-- SOURCE RECORDS --
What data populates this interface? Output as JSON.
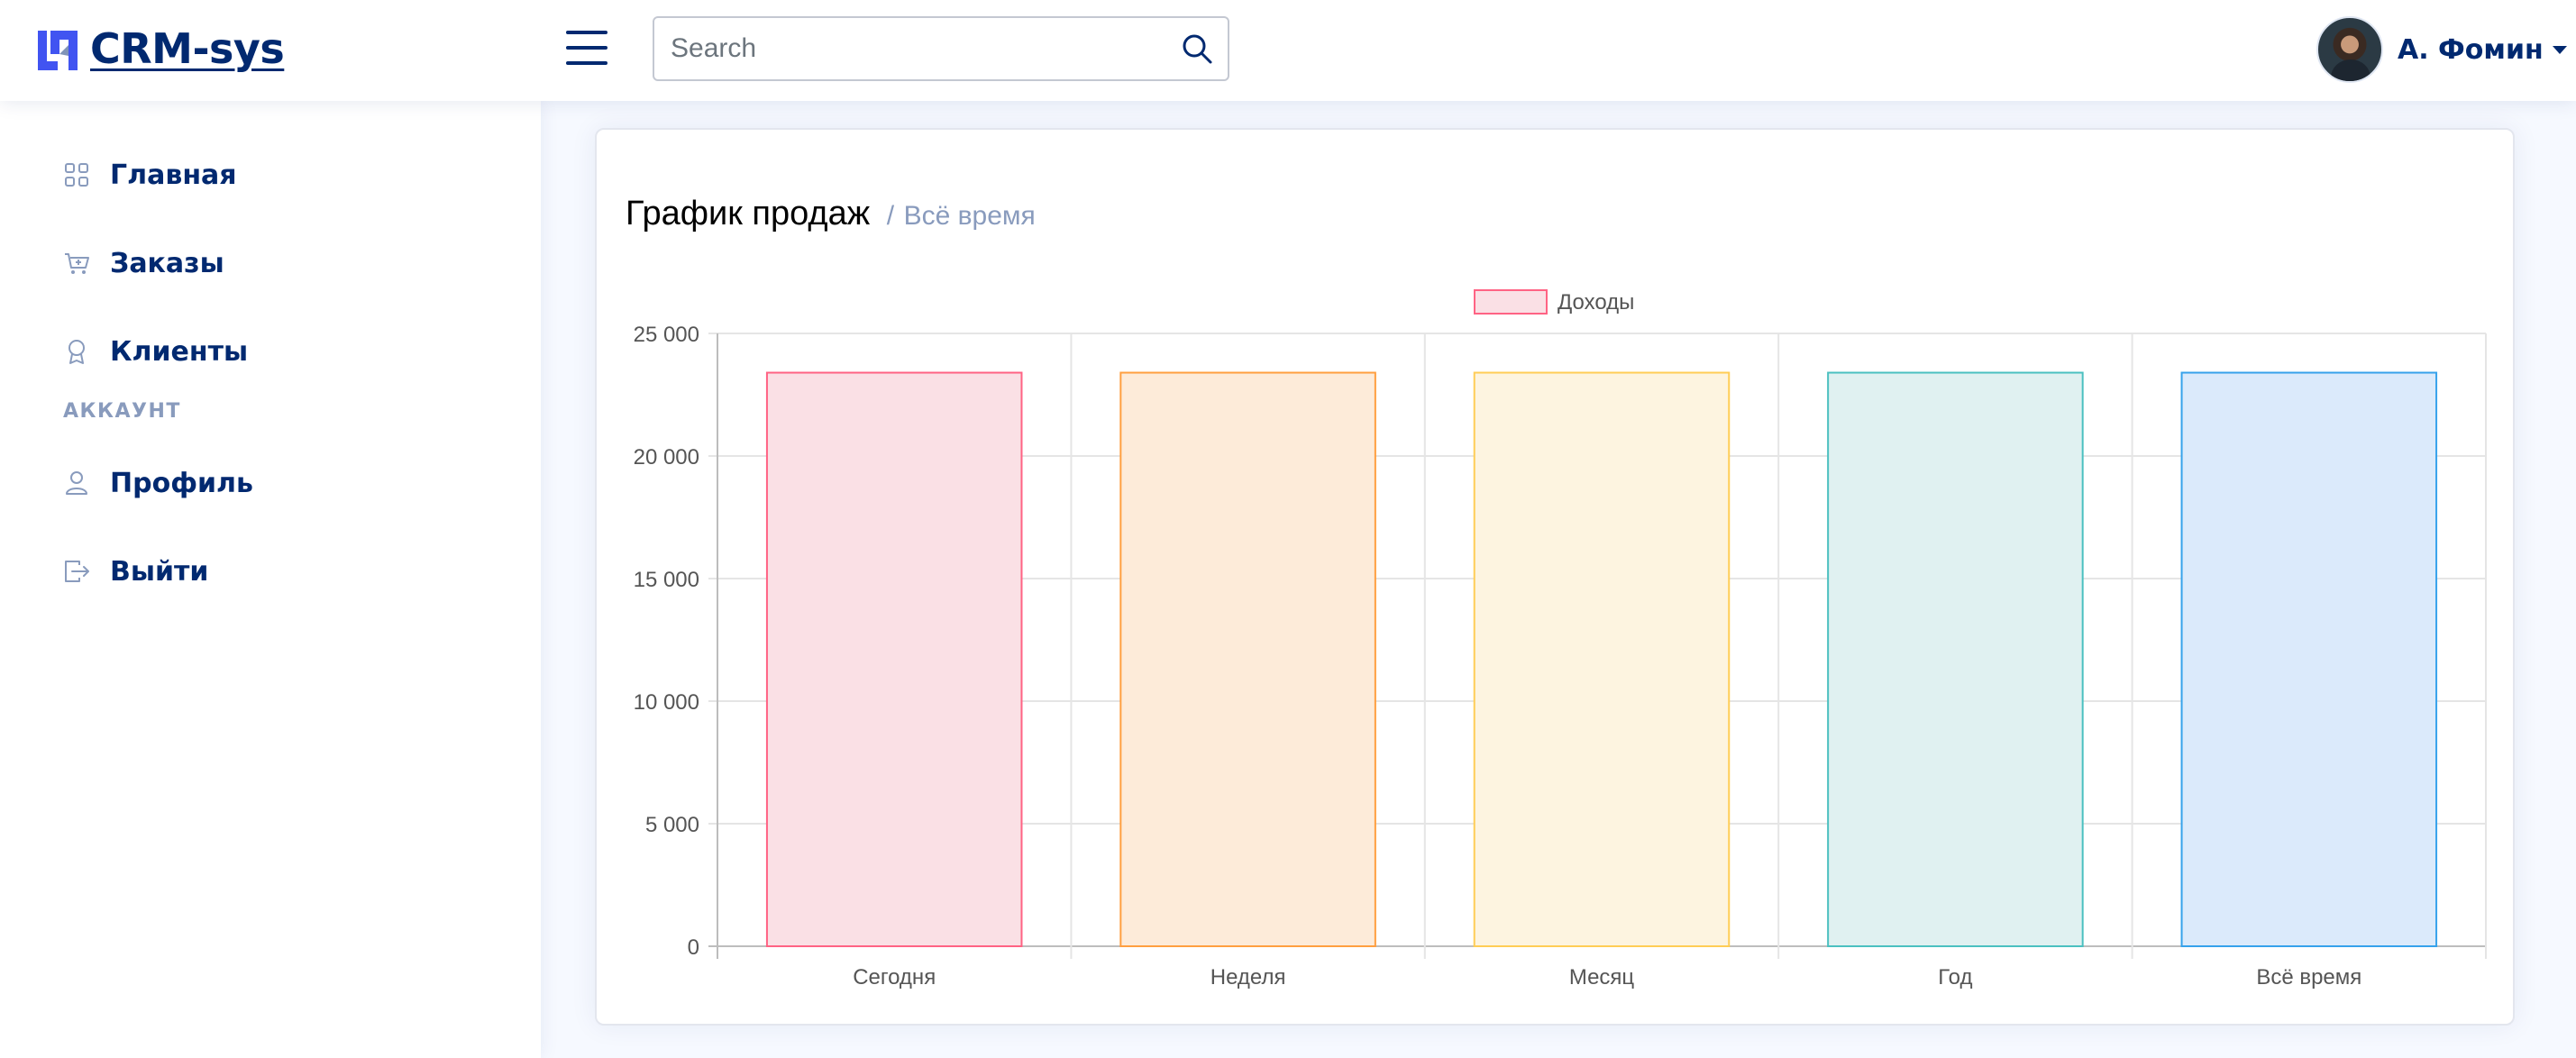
{
  "header": {
    "logo_text": "CRM-sys",
    "search_placeholder": "Search",
    "user_name": "А. Фомин"
  },
  "sidebar": {
    "items": [
      {
        "label": "Главная",
        "icon": "grid-icon"
      },
      {
        "label": "Заказы",
        "icon": "cart-icon"
      },
      {
        "label": "Клиенты",
        "icon": "award-icon"
      }
    ],
    "heading": "АККАУНТ",
    "account_items": [
      {
        "label": "Профиль",
        "icon": "person-icon"
      },
      {
        "label": "Выйти",
        "icon": "logout-icon"
      }
    ]
  },
  "card": {
    "title": "График продаж",
    "separator": "/",
    "subtitle": "Всё время"
  },
  "chart_data": {
    "type": "bar",
    "categories": [
      "Сегодня",
      "Неделя",
      "Месяц",
      "Год",
      "Всё время"
    ],
    "series": [
      {
        "name": "Доходы",
        "values": [
          23400,
          23400,
          23400,
          23400,
          23400
        ]
      }
    ],
    "ylim": [
      0,
      25000
    ],
    "yticks": [
      "0",
      "5 000",
      "10 000",
      "15 000",
      "20 000",
      "25 000"
    ],
    "ytick_values": [
      0,
      5000,
      10000,
      15000,
      20000,
      25000
    ],
    "grid": true,
    "legend_position": "top-center",
    "bar_fills": [
      "#fae0e5",
      "#fdebd9",
      "#fdf4e0",
      "#e0f1f1",
      "#dbeafb"
    ],
    "bar_strokes": [
      "#ff6384",
      "#ff9f40",
      "#ffcd56",
      "#4bc0c0",
      "#36a2eb"
    ]
  }
}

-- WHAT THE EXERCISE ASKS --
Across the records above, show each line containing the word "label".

-- ANSWER BELOW --
        "label": "Главная",
        "label": "Заказы",
        "label": "Клиенты",
        "label": "Профиль",
        "label": "Выйти",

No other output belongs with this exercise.